Task requirements: Hunt for the word "icon" across the entries below, copying each line that holds it.

Input data:
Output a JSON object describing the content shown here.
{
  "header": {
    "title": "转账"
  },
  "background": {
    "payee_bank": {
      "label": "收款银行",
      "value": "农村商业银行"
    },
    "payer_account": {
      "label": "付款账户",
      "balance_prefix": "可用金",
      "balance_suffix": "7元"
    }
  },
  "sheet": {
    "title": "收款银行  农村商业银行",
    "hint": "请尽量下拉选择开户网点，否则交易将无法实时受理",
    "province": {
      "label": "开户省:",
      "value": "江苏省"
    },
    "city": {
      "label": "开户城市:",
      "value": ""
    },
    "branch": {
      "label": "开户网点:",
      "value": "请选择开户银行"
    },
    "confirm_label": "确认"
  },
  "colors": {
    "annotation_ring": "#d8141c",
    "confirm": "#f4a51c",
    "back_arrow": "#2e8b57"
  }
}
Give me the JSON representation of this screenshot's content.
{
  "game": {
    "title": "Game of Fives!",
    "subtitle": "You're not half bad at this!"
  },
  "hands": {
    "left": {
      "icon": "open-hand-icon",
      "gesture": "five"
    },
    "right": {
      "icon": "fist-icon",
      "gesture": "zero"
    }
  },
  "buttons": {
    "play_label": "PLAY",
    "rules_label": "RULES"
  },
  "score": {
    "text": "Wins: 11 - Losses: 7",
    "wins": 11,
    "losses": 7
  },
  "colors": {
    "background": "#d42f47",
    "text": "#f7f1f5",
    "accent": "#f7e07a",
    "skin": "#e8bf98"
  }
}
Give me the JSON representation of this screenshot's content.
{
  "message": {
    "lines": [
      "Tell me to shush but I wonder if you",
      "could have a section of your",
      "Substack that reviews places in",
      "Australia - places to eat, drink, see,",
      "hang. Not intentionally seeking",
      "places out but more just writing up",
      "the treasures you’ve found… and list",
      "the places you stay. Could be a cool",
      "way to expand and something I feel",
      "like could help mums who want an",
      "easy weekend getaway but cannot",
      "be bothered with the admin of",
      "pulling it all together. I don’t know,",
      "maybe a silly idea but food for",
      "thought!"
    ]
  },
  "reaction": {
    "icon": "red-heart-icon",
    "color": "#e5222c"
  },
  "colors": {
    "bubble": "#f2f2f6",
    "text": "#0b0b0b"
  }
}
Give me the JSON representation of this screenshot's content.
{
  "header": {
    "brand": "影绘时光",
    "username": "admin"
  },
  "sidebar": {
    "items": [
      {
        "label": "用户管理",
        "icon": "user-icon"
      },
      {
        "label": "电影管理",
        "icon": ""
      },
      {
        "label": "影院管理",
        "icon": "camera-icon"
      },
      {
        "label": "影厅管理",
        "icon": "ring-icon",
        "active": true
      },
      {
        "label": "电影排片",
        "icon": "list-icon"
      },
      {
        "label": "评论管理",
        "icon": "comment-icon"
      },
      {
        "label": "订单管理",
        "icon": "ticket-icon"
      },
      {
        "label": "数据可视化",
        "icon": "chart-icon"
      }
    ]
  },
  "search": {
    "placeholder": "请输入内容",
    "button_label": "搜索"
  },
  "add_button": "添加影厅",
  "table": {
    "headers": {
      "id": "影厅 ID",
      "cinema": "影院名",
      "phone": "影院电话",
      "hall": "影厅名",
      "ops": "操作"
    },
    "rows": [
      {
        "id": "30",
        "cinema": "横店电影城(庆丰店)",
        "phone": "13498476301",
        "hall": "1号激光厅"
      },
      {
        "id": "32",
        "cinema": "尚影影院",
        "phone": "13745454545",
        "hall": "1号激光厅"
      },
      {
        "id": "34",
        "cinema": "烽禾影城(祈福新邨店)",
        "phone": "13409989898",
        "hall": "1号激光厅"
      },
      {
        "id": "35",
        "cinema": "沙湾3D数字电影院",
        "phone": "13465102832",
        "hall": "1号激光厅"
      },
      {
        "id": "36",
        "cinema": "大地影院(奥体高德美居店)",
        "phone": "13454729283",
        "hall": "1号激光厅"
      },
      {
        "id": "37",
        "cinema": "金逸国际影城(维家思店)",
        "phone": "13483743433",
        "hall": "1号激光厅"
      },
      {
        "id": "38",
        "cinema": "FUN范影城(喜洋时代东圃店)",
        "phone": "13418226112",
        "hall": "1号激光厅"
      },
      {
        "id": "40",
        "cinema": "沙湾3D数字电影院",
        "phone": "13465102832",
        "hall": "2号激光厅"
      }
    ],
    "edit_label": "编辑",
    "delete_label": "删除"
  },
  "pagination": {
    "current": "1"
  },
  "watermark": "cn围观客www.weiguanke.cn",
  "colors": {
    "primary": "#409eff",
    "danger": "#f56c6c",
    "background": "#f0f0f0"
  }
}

Output for this exercise:
      "icon": "open-hand-icon",
      "icon": "fist-icon",
    "icon": "red-heart-icon",
        "icon": "user-icon"
        "icon": ""
        "icon": "camera-icon"
        "icon": "ring-icon",
        "icon": "list-icon"
        "icon": "comment-icon"
        "icon": "ticket-icon"
        "icon": "chart-icon"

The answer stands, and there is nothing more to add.